Sister Circle brings female students together


Provided by Tracy Stokes

Sister Circle spends time participating in group activities. Sister Circle is open to all women.

Cole Grecco, Reporter

About 15 women meet in the Student Union Multi-Purpose room to hear two guest speakers discuss self-motivation and activism.  The women listen to the stories and snap together when something the speaker says resonates with them.

Sister Circle, an initiative within African American Programs & Services, often has speakers like Morgan Owens, founder of Curvy Cardio, and Christina Brown, a social justice activist, tell their stories and talk to the women in the group.  

Sister Circle often has speakers like Owens and Brown tell their stories and talk to the women in the group.  

“I always teach students to use their voice in a productive, passionate way so I think that they love people telling their stories,” Tracy Stokes, director of AAP&S and creator of Sister Circle at NKU, said.

The guest speakers are NKU freshman and active Sister Circle member, Sarai Dean, favorite part of the meetings. Listening to the guest speakers give the women the opportunity to hear women that have gone through similar situations as themselves.

“You can see how they went through it and also what feedback they can give us and what help they can give us now that they’re in a different part of their career and life,” Dean said.

Stokes started the Sister Circle initiative in 2001 when she came to NKU to strengthen the bond between undergraduate African-American women on campus. While the initiative focuses on African American women Stokes said the group is open for all women.

“What we want to do is have a safe place for women to come and talk about the issues that they have on campus and in the world,” Stokes said.

For women like Dean, Sister Circle offers a place for them to feel empowered and make connections.  

“It’s been really eye opening and empowering,”Dean said. “We talk about a lot of issues that not only minority women face but, also women throughout history have been facing.”

Dean attends almost every Sister Circle event and regularly comes into Stokes’s office with students to add to the Sister Circle list.  

“She gets it,” Stokes said. “If you see your sister, add her to the program.”

This kind of connection and awareness is what Mimi Geberegeorgis, coordinator for AAP&S,  believes is the main reason women on campus are involved with Sister Circle.  

“The draw is to be around a community of like-minded women who seek to be built up by the community because we all truly do need each other,” Geberegeorgis said.

Geberegeorgis also said that a lot of the women who are involved with Sister Circle go on to become involved with other student organizations. While Sister Circle isn’t an organization, it serves as an enhancement for the programs and services at NKU by pointing women who get involved towards the Center for Student Inclusiveness.

“They really do get a lot out of it and they become strong leaders and that’s whether they attend one sister circle meeting or several,” Geberegeorgis said.

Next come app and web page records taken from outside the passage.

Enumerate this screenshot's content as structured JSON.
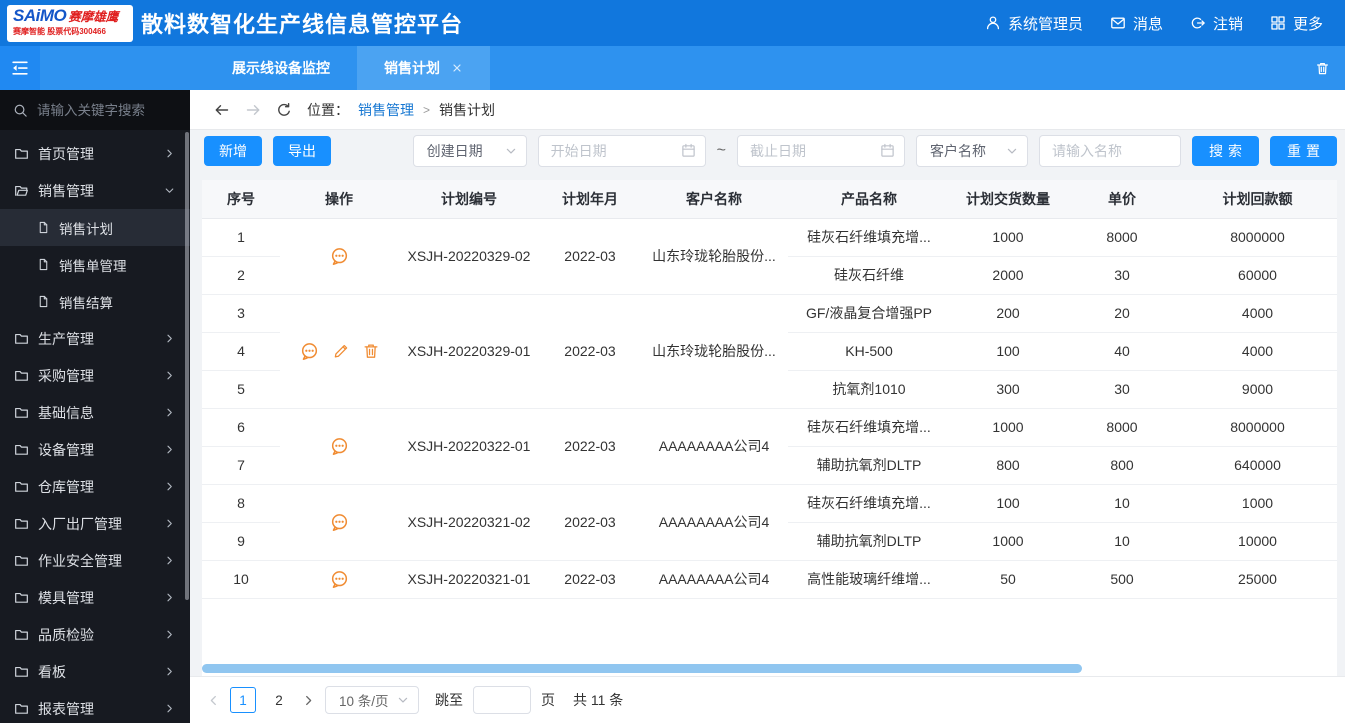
{
  "header": {
    "logo": {
      "brand": "SAiMO",
      "brand_suffix": "赛摩雄鹰",
      "subtitle": "赛摩智能 股票代码300466"
    },
    "title": "散料数智化生产线信息管控平台",
    "user_label": "系统管理员",
    "message_label": "消息",
    "logout_label": "注销",
    "more_label": "更多"
  },
  "tabbar": {
    "tabs": [
      {
        "label": "展示线设备监控",
        "active": false
      },
      {
        "label": "销售计划",
        "active": true
      }
    ]
  },
  "sidebar": {
    "search_placeholder": "请输入关键字搜索",
    "items": [
      {
        "label": "首页管理",
        "expanded": false
      },
      {
        "label": "销售管理",
        "expanded": true,
        "children": [
          {
            "label": "销售计划",
            "active": true
          },
          {
            "label": "销售单管理",
            "active": false
          },
          {
            "label": "销售结算",
            "active": false
          }
        ]
      },
      {
        "label": "生产管理",
        "expanded": false
      },
      {
        "label": "采购管理",
        "expanded": false
      },
      {
        "label": "基础信息",
        "expanded": false
      },
      {
        "label": "设备管理",
        "expanded": false
      },
      {
        "label": "仓库管理",
        "expanded": false
      },
      {
        "label": "入厂出厂管理",
        "expanded": false
      },
      {
        "label": "作业安全管理",
        "expanded": false
      },
      {
        "label": "模具管理",
        "expanded": false
      },
      {
        "label": "品质检验",
        "expanded": false
      },
      {
        "label": "看板",
        "expanded": false
      },
      {
        "label": "报表管理",
        "expanded": false
      }
    ]
  },
  "breadcrumb": {
    "prefix": "位置：",
    "parent": "销售管理",
    "separator": ">",
    "current": "销售计划"
  },
  "toolbar": {
    "add_label": "新增",
    "export_label": "导出",
    "date_type_select": "创建日期",
    "start_date_placeholder": "开始日期",
    "range_separator": "~",
    "end_date_placeholder": "截止日期",
    "customer_select": "客户名称",
    "name_input_placeholder": "请输入名称",
    "search_label": "搜索",
    "reset_label": "重置"
  },
  "table": {
    "columns": [
      "序号",
      "操作",
      "计划编号",
      "计划年月",
      "客户名称",
      "产品名称",
      "计划交货数量",
      "单价",
      "计划回款额"
    ],
    "groups": [
      {
        "plan_no": "XSJH-20220329-02",
        "plan_month": "2022-03",
        "customer": "山东玲珑轮胎股份...",
        "ops": [
          "comment"
        ],
        "rows": [
          {
            "no": "1",
            "product": "硅灰石纤维填充增...",
            "qty": "1000",
            "price": "8000",
            "amount": "8000000"
          },
          {
            "no": "2",
            "product": "硅灰石纤维",
            "qty": "2000",
            "price": "30",
            "amount": "60000"
          }
        ]
      },
      {
        "plan_no": "XSJH-20220329-01",
        "plan_month": "2022-03",
        "customer": "山东玲珑轮胎股份...",
        "ops": [
          "comment",
          "edit",
          "delete"
        ],
        "rows": [
          {
            "no": "3",
            "product": "GF/液晶复合增强PP",
            "qty": "200",
            "price": "20",
            "amount": "4000"
          },
          {
            "no": "4",
            "product": "KH-500",
            "qty": "100",
            "price": "40",
            "amount": "4000"
          },
          {
            "no": "5",
            "product": "抗氧剂1010",
            "qty": "300",
            "price": "30",
            "amount": "9000"
          }
        ]
      },
      {
        "plan_no": "XSJH-20220322-01",
        "plan_month": "2022-03",
        "customer": "AAAAAAAA公司4",
        "ops": [
          "comment"
        ],
        "rows": [
          {
            "no": "6",
            "product": "硅灰石纤维填充增...",
            "qty": "1000",
            "price": "8000",
            "amount": "8000000"
          },
          {
            "no": "7",
            "product": "辅助抗氧剂DLTP",
            "qty": "800",
            "price": "800",
            "amount": "640000"
          }
        ]
      },
      {
        "plan_no": "XSJH-20220321-02",
        "plan_month": "2022-03",
        "customer": "AAAAAAAA公司4",
        "ops": [
          "comment"
        ],
        "rows": [
          {
            "no": "8",
            "product": "硅灰石纤维填充增...",
            "qty": "100",
            "price": "10",
            "amount": "1000"
          },
          {
            "no": "9",
            "product": "辅助抗氧剂DLTP",
            "qty": "1000",
            "price": "10",
            "amount": "10000"
          }
        ]
      },
      {
        "plan_no": "XSJH-20220321-01",
        "plan_month": "2022-03",
        "customer": "AAAAAAAA公司4",
        "ops": [
          "comment"
        ],
        "rows": [
          {
            "no": "10",
            "product": "高性能玻璃纤维增...",
            "qty": "50",
            "price": "500",
            "amount": "25000"
          }
        ]
      }
    ]
  },
  "pagination": {
    "pages": [
      "1",
      "2"
    ],
    "active_page": "1",
    "page_size": "10 条/页",
    "jump_label": "跳至",
    "page_label": "页",
    "total_label": "共 11 条"
  },
  "colors": {
    "accent": "#1890ff",
    "header_blue": "#1177dd",
    "tabbar_blue": "#2e92ef",
    "tab_active_blue": "#4ba3f2",
    "sidebar_bg": "#171a21",
    "op_icon_orange": "#f08c33",
    "scrollbar_blue": "#90c6f0"
  },
  "icons": {
    "user-icon": "person-outline",
    "message-icon": "envelope",
    "logout-icon": "circle-with-right-arrow",
    "more-icon": "grid-2x2",
    "menu-fold-icon": "three-lines-left-arrow",
    "search-icon": "magnifier",
    "folder-icon": "folder-outline",
    "folder-open-icon": "open-folder-outline",
    "file-icon": "document-outline",
    "chevron-right-icon": "angle-right",
    "chevron-down-icon": "angle-down",
    "back-icon": "arrow-left",
    "forward-icon": "arrow-right",
    "refresh-icon": "circular-arrow",
    "calendar-icon": "calendar-outline",
    "comment-icon": "speech-bubble-with-dots",
    "edit-icon": "pencil",
    "delete-icon": "trash-can",
    "close-icon": "x-mark",
    "clear-tabs-icon": "trash-can"
  }
}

Geberegeorgis said her favorite part of the meetings was at the end. Stokes gets the women in a circle to chant words of affirmation.  

“At the end of the chant I say, ‘I am my sister’s keeper’ because you have to look out for your sister,” Stokes said.